This special July issue of Sunday| Mag explores the creative process of SALT Nashville, a creative arts conference. I (Jonathan Malm) know firsthand that putting together a conference is a lot like putting together an Easter service. The goal of this issue is to take a look at a conference and see what things we can learn for our own creative church endeavors. Enjoy!
Maker movement. Some of you might have heard this term before, and some of you may have no clue what I’m talking about. So, let’s explore what it is and why it matters in the church.
What is it?
Some searches around the web point to different reasons where maker culture has come from and why it has come about, but the thought has been being pushed around that in our society, we are no longer makers and creators. Decades since the industrial revolution, we’ve been born into a society of consumers that are only aware of how to purchase and consume manufactured items.
Our grandparents and great grandparents came from a generation of craftsmen—those who built, created, sculpted, and made things themselves.
While we aren’t necessarily returning to our roots as farmers, ironworkers, carpenters, blacksmiths, and the like, there’s a new wave of those who are finding joy and meaning in making things with their hands.
It’s a much more prevalent concept than you might think.
Restaurants are now advertising “hand crafted” or “made to order” items. Handwritten fonts on chalkboards are back in style. Don’t forget “small batch” and “farm-raised” too. Hipster-coffee establishments are crafting one of a kind drinks to order. You get the point.
In the technology world alone, the maker concept has spawned the universe of low cost electronics and the new frontier of 3D printing. With a site like Thingiverse you can share, find, and download files of everything from coasters to GoPro replacement parts to this new post on making your own projector leveling system.
Don’t believe me? Even President Obama has recognized the maker movement.
Okay, so why does it matter to the church?
Thanks to the internet, there are entire sites, such as Instructables and magazines such as Makezine, that offer step-by-step instructions and tutorials on how to do pretty much anything from cooking meals, to building furniture, to your own home-brewed video game systems.
If you find yourself having a problem or needing a solution for something, the odds are that someone else has had that same thought and shared their knowledge out there on the web.
We now live in a time where we can find, figure out, and understand almost anything.
There is a new pride in building and creating.
When you put in the time and do your homework, there’s esteem to be found in the gratification of knowing, I made that. But think about a team dynamic. When you group people together to solve problems, figure things out, and build something awesome, people take ownership of it.
People want to share in the experience and smile at the finished product, knowing that they too were able to make it all come together. There’s a great feeling of gratification knowing that you were a “founding father” of it all.

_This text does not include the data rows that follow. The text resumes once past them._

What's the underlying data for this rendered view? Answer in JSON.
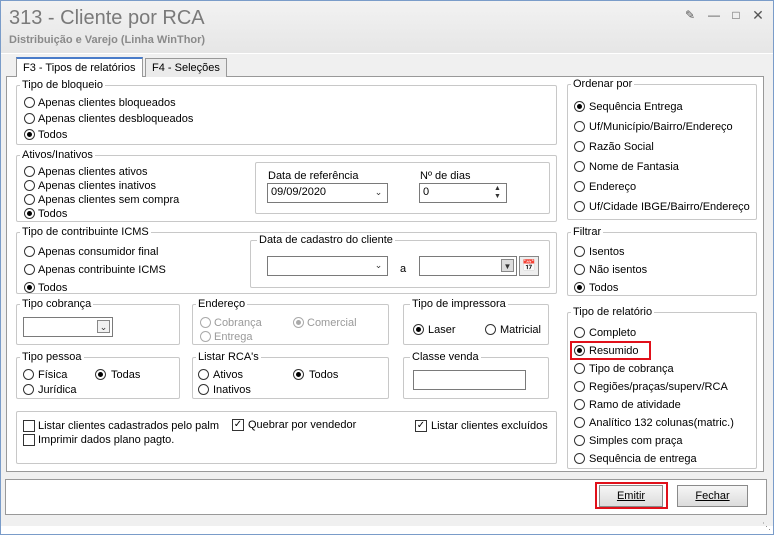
{
  "window": {
    "title": "313 - Cliente por RCA",
    "subtitle": "Distribuição e Varejo (Linha WinThor)"
  },
  "tabs": [
    "F3 - Tipos de relatórios",
    "F4 - Seleções"
  ],
  "tipo_bloqueio": {
    "title": "Tipo de bloqueio",
    "options": [
      "Apenas clientes bloqueados",
      "Apenas clientes desbloqueados",
      "Todos"
    ],
    "selected": 2
  },
  "ativos": {
    "title": "Ativos/Inativos",
    "options": [
      "Apenas clientes ativos",
      "Apenas clientes inativos",
      "Apenas clientes sem compra",
      "Todos"
    ],
    "selected": 3
  },
  "data_ref": {
    "label": "Data de referência",
    "value": "09/09/2020"
  },
  "num_dias": {
    "label": "Nº de dias",
    "value": "0"
  },
  "contribuinte": {
    "title": "Tipo de contribuinte ICMS",
    "options": [
      "Apenas consumidor final",
      "Apenas contribuinte ICMS",
      "Todos"
    ],
    "selected": 2
  },
  "data_cadastro": {
    "title": "Data de cadastro do cliente",
    "sep": "a"
  },
  "tipo_cobranca": {
    "title": "Tipo cobrança"
  },
  "endereco": {
    "title": "Endereço",
    "options": [
      "Cobrança",
      "Comercial",
      "Entrega"
    ]
  },
  "impressora": {
    "title": "Tipo de impressora",
    "options": [
      "Laser",
      "Matricial"
    ]
  },
  "tipo_pessoa": {
    "title": "Tipo pessoa",
    "options": [
      "Física",
      "Todas",
      "Jurídica"
    ]
  },
  "listar_rca": {
    "title": "Listar RCA's",
    "options": [
      "Ativos",
      "Todos",
      "Inativos"
    ]
  },
  "classe_venda": {
    "title": "Classe venda"
  },
  "checks": {
    "palm": "Listar clientes cadastrados pelo palm",
    "quebrar": "Quebrar por vendedor",
    "excluidos": "Listar clientes excluídos",
    "plano": "Imprimir dados plano pagto."
  },
  "ordenar": {
    "title": "Ordenar por",
    "options": [
      "Sequência Entrega",
      "Uf/Município/Bairro/Endereço",
      "Razão Social",
      "Nome de Fantasia",
      "Endereço",
      "Uf/Cidade IBGE/Bairro/Endereço"
    ],
    "selected": 0
  },
  "filtrar": {
    "title": "Filtrar",
    "options": [
      "Isentos",
      "Não isentos",
      "Todos"
    ],
    "selected": 2
  },
  "tipo_relatorio": {
    "title": "Tipo de relatório",
    "options": [
      "Completo",
      "Resumido",
      "Tipo de cobrança",
      "Regiões/praças/superv/RCA",
      "Ramo de atividade",
      "Analítico 132 colunas(matric.)",
      "Simples com praça",
      "Sequência de entrega"
    ],
    "selected": 1
  },
  "buttons": {
    "emitir": "Emitir",
    "fechar": "Fechar"
  },
  "colors": {
    "highlight": "#e0101a",
    "tab_accent": "#4a7cc9"
  }
}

Consider when you build a set, for instance, how those around you get to celebrate in the final product of a large scale stage design. Sure it takes long hours, but it’s a time to unite and bond and teach new skillsets to more novice individuals.
There’s creativity to be found in making things for ourselves.
When we purchase off-the-shelf goods, we find ourselves having to choose between pre-made choices. When we build and do for ourselves, it opens up the doors to new and crazy ideas.
Particularly in the area of set design, you can just take a look at the great churchstagedesignideas.com and see the culmination of a DIY-makers from around the world uniting.
Something you would never have thought about could be used to build a set—like air conditioning filters or florescent lighting diffusers—is all out there and being shared by a community that’s getting creative and learning to make things on our own.
Every time we create, we open our mind to new possibilities of things that weren’t possible before. We can use these to build on top of each other and come up with ideas never seen before.
It’s an exciting time to see the DIY community coming together. With the internet at our fingertips, who knows where we’ll go from here!